Guinness in eateries: 10 remote hostels that prove that the pub is Ireland’s main export

I think I’m in the minority when I say I’m not really a fan of “Irish” bars overseas. After all, it is claimed that there are over 100,000 of them scattered around the world. However, a great many of them are not run or run by the Irish, and often their only hint of Ireland includes walls adorned with assorted art and a Guinness faucet. Maybe I’m missing the point, but if I go to Amsterdam, I want to soak up the atmosphere of a Dutch bar – the same goes for Spain, Australia, Japan, anywhere.

But it’s undeniable that Irish bars are one of the island’s most widespread and successful exports, much like restaurants in China or pizzerias in Italy. Wherever there’s a cluster of bars, no matter what country you’re in, you’ll see “Squinty McGinty’s” or “Top O’ the Mornin” with a sign outside urging customers to “come on.” in’. And despite my personal misgivings, people seem to love them. Hence their appearance in the most unexpected corners of the world.

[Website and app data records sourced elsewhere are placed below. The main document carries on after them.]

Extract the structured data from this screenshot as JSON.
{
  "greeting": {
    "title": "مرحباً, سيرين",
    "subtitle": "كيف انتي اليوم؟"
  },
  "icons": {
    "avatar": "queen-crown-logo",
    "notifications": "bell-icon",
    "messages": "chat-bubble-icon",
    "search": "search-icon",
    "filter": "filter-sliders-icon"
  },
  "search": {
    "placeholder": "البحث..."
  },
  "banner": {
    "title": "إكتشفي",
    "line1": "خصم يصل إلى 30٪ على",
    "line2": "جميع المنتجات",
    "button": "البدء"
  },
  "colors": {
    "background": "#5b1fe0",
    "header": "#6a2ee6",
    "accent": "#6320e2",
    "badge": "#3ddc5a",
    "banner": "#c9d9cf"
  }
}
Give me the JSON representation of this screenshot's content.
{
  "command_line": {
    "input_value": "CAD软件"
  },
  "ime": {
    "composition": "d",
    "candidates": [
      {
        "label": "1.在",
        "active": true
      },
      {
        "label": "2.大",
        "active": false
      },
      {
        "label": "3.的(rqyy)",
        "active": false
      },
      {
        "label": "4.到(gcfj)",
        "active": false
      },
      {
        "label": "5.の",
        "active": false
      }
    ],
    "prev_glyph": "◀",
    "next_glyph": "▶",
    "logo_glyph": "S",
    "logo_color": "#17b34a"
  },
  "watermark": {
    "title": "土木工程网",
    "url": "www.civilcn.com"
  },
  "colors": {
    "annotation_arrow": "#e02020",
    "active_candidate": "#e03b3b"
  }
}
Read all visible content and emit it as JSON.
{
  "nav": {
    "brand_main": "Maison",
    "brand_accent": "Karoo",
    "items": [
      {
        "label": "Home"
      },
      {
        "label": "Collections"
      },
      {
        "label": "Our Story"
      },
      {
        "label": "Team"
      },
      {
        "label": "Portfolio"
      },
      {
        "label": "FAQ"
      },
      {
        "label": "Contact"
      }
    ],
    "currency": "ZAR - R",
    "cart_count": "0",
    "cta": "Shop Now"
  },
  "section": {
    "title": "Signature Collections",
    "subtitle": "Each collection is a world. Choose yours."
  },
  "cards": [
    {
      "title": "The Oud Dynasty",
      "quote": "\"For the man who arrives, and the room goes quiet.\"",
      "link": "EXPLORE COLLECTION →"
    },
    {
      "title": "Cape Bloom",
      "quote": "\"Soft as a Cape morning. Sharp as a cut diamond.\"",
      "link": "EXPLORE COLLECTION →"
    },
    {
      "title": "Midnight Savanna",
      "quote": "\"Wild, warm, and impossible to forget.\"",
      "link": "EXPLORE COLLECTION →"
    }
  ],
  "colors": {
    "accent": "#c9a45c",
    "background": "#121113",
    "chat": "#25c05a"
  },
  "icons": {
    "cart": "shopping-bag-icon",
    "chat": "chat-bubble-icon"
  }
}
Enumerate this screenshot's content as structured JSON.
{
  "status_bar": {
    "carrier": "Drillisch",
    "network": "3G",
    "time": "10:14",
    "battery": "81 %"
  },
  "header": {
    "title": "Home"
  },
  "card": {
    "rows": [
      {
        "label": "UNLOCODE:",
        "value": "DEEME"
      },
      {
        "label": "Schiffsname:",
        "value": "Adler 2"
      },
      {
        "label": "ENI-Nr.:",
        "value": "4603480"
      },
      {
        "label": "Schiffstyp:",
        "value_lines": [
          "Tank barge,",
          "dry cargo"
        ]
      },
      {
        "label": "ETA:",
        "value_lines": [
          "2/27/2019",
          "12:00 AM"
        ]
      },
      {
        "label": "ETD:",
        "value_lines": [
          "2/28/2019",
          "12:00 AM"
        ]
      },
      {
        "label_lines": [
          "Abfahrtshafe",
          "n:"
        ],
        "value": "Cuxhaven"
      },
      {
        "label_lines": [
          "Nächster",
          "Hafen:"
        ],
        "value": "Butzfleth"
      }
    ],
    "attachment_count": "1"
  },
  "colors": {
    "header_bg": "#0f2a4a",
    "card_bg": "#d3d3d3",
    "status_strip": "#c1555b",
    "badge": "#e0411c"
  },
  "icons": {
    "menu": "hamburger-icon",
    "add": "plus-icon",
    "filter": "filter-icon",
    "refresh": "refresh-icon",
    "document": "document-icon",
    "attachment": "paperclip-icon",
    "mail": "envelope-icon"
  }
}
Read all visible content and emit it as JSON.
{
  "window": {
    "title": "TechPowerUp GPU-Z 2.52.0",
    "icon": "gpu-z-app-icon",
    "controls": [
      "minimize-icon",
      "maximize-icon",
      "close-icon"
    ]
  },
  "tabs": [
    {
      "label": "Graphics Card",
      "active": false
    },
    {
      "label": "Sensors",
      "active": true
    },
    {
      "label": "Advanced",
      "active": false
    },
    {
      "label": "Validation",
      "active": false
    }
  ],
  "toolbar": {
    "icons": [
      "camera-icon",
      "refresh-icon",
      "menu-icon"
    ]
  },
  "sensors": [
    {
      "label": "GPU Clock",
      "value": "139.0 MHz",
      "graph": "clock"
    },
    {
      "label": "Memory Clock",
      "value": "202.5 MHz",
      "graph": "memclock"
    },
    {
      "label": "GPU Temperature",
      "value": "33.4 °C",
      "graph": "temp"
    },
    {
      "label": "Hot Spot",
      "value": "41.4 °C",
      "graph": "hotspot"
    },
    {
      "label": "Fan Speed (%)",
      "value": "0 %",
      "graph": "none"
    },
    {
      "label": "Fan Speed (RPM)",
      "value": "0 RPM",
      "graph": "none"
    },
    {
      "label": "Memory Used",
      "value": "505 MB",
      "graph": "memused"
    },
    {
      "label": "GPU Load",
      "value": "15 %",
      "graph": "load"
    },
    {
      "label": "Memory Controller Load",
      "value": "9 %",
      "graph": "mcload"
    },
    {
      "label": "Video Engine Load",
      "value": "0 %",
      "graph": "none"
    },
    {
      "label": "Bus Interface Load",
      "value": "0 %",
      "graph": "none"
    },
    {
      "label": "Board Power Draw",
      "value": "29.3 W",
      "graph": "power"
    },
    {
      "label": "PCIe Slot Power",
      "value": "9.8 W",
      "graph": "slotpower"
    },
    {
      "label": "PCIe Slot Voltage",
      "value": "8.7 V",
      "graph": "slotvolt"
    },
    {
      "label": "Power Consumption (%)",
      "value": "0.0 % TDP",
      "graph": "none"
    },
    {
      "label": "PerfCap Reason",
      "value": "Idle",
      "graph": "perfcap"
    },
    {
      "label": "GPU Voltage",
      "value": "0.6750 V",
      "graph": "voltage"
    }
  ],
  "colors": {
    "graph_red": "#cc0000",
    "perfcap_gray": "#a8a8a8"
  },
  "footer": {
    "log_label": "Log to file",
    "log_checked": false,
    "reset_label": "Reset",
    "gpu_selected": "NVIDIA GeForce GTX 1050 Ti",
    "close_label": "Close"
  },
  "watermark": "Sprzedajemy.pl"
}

So here’s a Drinking It In guide to the world’s most remote Irish bars – 10 remote outposts of Irish drinking culture that you’re unlikely to ever visit unless you have a sudden overwhelming urge to drink a pint of stout in Shanghai or a glass of Paddy in Papua. New Guinea. Some of them have a much more authentic “Irish character” than others, but they all prove one thing: it never hurts to put the word “Irish” in the name of your pub if you own it abroad.

Irish pub, Nepal: Claiming to be the highest Irish bar in the world, this hostel in the village of Namche Bazaar sits 3,450 meters above sea level in the Himalayas and has been promising “good food, cheap beer and great music” since it opened in 2011. Until recently, there was not even a road to the village, but this did not stop the owners from bringing a billiard table along the mountain paths.

Irish pub Ulster, Bosnia and Herzegovina: Set in the shadow of a 13th-century fortress in the town of Doboj, this lively nightclub claims, “If you’re Irish, you’re part of the family.” Over a pint of Guinness, you’ll be able to savor some of Ireland’s best-known musical delights such as heavy metal, rap, ska and, uh, reggae.

Dublin Irish Pub, Mongolia: The first Irish bar in the Mongolian capital Ulaanbaatar is better known for its local Chinggis Dark stout than Guinness. 40) bars decorated with shamrocks and whiskey mirrors.

Bubbles O’Leary’s, Uganda: This Irish pub in the capital Kampala claims more authenticity than most of its competitors around the world. Many pieces of furniture, including the bar, seats and even the front door, were salvaged from the pub in Drogheda after it was demolished in 2003 and sent to Africa. The unusual name of the new bar was apparently inspired by the nickname of one of the owner’s school teachers in Ireland.

St. Patrick’s Corner, Siberia: One of a half dozen Irish pubs inexplicably clustered in the city of Novosibirsk in Russia’s frozen north, St Patrick’s Corner offers Guinness and Kilkenny, and like Bubbles O’Leary’s, the dark wood fittings, furniture and floor tiles are said to have been sourced from Ireland.

James Joyce Irish Pub, Taiwan: The James Joyce Pub has been so successful in the Taipei capital that its German owner opened a second one in 2017, and both fill diners with the promise of “real Irish music, beer, whiskey and GAA sports.”

Paddy’s Irish Pub, Peru: Located just 50m below an Irish pub in Nepal, this bar above the clouds in the city of Cusco claims to be the tallest Irish pub in the world. Given the low temperatures at 3,400m above sea level, it’s no surprise that one of their bestsellers is Jameson’s Irish Whiskey Coffee.

McGinley, Alaska: Promising an “Irish touch to Anchorage,” McGinley’s has lived up to its claim since 2006 with Irish dancing, pints of Guinness, Harp and Magner’s, and corned beef and cabbage on the menu.

Dublin Irish Pub, Argentina: The city of Ushuaia proudly proclaims itself the “end of the world” in Tierra del Fuego on the edge of South America, and this Irish-themed corrugated iron shack is the first port of call for scientists and polar explorers returning from Antarctica in search of a pint.

Oliver’s Corner, Lapland: Just four miles south of the Arctic Circle in the Finnish city of Rovaniemi, this Irish pub draws customers in with its slogan: “Great atmosphere!” is a good enough reason to go there in the winter, when the city gets an average of only six minutes of sunshine a day.